If my memory serves me right, basic macroeconomics tells us that raising taxes is quite okay as long as they’re used for proper government spending like infrastructure. A lot of car enthusiasts have been irked by the proposed excise tax hike on private car purchases.

The budget secretary claims that all these new taxes will be used to fuel the infrastructure projects. The administration plans to spend PhP 8.2 trillion pesos over the next six years to bring the country to a “golden age” of infrastructure.

Personally, I have no problems paying taxes (or more at that) as long as they’re spent for public good. That means, I don’t mind paying if the public schools get better, public hospitals become life-saving venues rather death-traps, and the daily commute becomes a 30-minute drive as it should have always been.

The car angle’s quite interesting. Among the bad about it is that cars aren’t really built to last these days. With the bunch of proprietary electronics cars pack nowadays, once they start conking out after the warranty, it even starts to make sense to just buy a new car.

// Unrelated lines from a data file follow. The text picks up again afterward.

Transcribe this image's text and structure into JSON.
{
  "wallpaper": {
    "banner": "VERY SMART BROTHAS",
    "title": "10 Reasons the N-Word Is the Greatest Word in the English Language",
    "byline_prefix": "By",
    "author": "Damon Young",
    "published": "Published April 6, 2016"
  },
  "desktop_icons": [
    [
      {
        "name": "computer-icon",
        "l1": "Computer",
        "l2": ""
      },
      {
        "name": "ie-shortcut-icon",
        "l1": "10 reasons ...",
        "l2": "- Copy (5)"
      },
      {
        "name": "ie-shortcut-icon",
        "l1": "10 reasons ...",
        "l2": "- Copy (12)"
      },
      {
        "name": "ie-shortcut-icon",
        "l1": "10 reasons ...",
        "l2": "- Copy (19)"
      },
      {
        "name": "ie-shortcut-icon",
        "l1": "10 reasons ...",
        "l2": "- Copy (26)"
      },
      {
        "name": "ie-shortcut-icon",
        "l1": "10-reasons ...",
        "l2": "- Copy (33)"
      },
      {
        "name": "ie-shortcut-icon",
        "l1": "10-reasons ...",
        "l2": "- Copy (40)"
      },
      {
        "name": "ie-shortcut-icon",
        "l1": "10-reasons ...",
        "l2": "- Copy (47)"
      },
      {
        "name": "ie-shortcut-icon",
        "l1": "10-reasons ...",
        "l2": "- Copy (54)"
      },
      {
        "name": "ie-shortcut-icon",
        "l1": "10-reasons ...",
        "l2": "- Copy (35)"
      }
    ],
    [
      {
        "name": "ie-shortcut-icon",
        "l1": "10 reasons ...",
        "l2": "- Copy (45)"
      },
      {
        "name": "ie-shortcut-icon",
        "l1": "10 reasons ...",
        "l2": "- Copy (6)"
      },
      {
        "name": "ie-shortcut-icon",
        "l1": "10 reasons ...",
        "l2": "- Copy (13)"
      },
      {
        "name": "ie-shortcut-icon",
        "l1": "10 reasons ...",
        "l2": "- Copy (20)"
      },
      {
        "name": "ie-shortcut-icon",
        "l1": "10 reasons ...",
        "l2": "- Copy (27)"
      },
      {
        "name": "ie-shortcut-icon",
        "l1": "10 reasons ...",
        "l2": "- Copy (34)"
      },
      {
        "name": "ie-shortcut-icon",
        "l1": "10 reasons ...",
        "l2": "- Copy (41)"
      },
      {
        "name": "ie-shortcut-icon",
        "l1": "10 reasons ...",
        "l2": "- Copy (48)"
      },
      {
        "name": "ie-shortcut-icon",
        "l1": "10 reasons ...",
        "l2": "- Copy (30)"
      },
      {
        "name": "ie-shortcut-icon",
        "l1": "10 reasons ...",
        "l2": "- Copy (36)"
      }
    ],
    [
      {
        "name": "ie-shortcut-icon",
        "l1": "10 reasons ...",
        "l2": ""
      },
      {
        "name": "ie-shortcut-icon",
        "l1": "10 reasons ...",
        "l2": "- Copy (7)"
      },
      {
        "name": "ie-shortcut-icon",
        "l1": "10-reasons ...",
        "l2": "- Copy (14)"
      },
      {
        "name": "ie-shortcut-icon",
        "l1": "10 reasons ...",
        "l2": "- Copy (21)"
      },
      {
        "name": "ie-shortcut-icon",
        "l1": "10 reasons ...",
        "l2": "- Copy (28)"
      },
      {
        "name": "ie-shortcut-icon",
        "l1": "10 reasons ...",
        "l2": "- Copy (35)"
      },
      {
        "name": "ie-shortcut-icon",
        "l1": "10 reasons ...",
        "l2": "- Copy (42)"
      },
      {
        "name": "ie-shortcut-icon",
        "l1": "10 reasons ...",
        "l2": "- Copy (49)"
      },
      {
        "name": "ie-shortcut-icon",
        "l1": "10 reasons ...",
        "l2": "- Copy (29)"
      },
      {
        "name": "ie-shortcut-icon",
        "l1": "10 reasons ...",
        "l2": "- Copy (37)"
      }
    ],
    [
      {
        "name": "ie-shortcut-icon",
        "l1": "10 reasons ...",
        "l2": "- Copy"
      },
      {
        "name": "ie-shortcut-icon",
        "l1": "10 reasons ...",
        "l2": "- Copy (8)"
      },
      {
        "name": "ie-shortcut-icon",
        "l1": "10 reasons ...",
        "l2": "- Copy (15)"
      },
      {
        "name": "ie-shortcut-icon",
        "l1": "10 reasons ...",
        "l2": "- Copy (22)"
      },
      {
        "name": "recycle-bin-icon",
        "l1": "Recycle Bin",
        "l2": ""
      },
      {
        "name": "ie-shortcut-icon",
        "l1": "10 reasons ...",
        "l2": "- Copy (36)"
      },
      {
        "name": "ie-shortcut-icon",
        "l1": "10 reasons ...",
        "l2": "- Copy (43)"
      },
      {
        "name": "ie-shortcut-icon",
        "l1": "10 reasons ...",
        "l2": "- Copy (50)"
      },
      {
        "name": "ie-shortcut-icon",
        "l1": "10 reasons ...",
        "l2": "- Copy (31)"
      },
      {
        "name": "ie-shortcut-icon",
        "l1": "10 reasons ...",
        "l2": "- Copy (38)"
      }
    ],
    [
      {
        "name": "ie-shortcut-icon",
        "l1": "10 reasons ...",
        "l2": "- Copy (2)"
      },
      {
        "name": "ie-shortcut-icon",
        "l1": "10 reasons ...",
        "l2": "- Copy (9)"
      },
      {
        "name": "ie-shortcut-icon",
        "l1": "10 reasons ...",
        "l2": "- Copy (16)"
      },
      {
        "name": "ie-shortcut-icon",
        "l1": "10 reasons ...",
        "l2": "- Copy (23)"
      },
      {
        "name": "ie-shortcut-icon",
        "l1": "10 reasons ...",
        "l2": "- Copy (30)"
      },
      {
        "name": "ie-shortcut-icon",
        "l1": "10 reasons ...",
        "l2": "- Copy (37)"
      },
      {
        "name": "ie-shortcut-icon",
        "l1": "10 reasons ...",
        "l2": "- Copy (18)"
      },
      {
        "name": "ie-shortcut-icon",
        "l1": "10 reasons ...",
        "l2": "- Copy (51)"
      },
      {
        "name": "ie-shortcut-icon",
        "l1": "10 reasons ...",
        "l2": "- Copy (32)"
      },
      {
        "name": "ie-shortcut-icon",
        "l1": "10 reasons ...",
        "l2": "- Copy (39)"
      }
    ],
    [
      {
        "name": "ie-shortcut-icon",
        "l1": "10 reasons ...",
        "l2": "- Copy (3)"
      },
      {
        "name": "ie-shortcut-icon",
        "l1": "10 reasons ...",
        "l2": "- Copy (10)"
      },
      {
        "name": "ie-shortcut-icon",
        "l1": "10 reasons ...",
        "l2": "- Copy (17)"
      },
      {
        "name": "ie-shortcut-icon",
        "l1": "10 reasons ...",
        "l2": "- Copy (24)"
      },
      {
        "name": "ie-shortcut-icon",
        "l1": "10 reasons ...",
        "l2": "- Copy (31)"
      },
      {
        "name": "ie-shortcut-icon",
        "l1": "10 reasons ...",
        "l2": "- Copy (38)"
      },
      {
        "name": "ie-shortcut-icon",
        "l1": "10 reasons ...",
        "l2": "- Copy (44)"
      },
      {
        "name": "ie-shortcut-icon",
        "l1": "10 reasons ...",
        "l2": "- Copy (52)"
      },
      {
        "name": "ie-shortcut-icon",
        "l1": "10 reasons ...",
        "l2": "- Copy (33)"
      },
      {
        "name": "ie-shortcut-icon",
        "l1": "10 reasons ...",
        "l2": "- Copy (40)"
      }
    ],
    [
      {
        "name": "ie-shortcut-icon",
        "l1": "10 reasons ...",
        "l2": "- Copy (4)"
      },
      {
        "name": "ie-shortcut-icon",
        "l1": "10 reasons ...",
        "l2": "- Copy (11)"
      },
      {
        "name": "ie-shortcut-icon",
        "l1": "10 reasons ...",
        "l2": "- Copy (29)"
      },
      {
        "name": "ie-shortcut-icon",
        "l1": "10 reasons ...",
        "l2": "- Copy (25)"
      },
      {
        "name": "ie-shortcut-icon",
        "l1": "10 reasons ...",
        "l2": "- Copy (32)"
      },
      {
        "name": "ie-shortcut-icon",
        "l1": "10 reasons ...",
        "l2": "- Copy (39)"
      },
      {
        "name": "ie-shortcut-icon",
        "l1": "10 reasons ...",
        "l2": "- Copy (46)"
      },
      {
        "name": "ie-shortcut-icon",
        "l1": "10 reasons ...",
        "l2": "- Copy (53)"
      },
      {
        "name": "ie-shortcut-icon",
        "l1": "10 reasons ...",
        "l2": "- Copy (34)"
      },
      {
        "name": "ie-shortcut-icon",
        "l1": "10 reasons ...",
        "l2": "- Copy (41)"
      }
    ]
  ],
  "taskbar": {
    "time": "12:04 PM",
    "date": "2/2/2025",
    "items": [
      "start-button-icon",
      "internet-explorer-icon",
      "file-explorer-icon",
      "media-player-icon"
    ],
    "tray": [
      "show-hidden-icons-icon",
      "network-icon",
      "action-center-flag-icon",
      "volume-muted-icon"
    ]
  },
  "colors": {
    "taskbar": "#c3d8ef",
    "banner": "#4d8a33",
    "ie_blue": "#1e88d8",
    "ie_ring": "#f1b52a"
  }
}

So this plan actually puts driving enthusiasts in a bind. If the plan pushes through, expect to pay a whole lot more for a lot less car to enjoy. But what if (and it’s a big IF) the infrastructure projects actually make a difference in our driving lives?

Me? I’m only fine with paying the added tax on cars if they actually deliver these:

Viable mass transport system. Anything that would lessen the cars on the road so driving would be more of a luxury than a necessity.

Not privatized. So they’re continuing plenty of the planned massive roadworks and projects like the SLEX-NLEX connector. But if they’re using the added tax to fund it, it must not be privatized. No other party should be allowed to profit from toll though these public-private partnerships are may muck this up.

Quality build. How many infrastructure works have we seen fail as soon as the heavy rains hit? Too many. So enough of the shoddy builds and make sure all structures put up would withstand normal use, natural disasters, and time.

Curb flooding. One of the reasons why small cars aren’t so feasible these days is because it floods everywhere. Good luck with gutter deep floods with a small car. But with the excise tax, your compact CUV (EcoSport, Juke, etc..), by 2018, will cost about the same amount a mid-size SUV (Fortuner, Montero, etc…) costs today. So if all I can afford is a Wigo, I should be able to not worry about floods on my commute.

No kickbacks or corruption. It has been part of our psyche to believe that all infrastructure projects involve some for of corruption hence the reason for delayed completion, shoddy workmanship, and

No entitled convoys of politicians. The wang-wangs are back and I don’t ever want to see entitled politicians hog the roads that we pay for.

Better government services overall. So most of these points are mainly about road works but if we’re to pony up more of our hard-earned money to the government, we deserve better. So much better.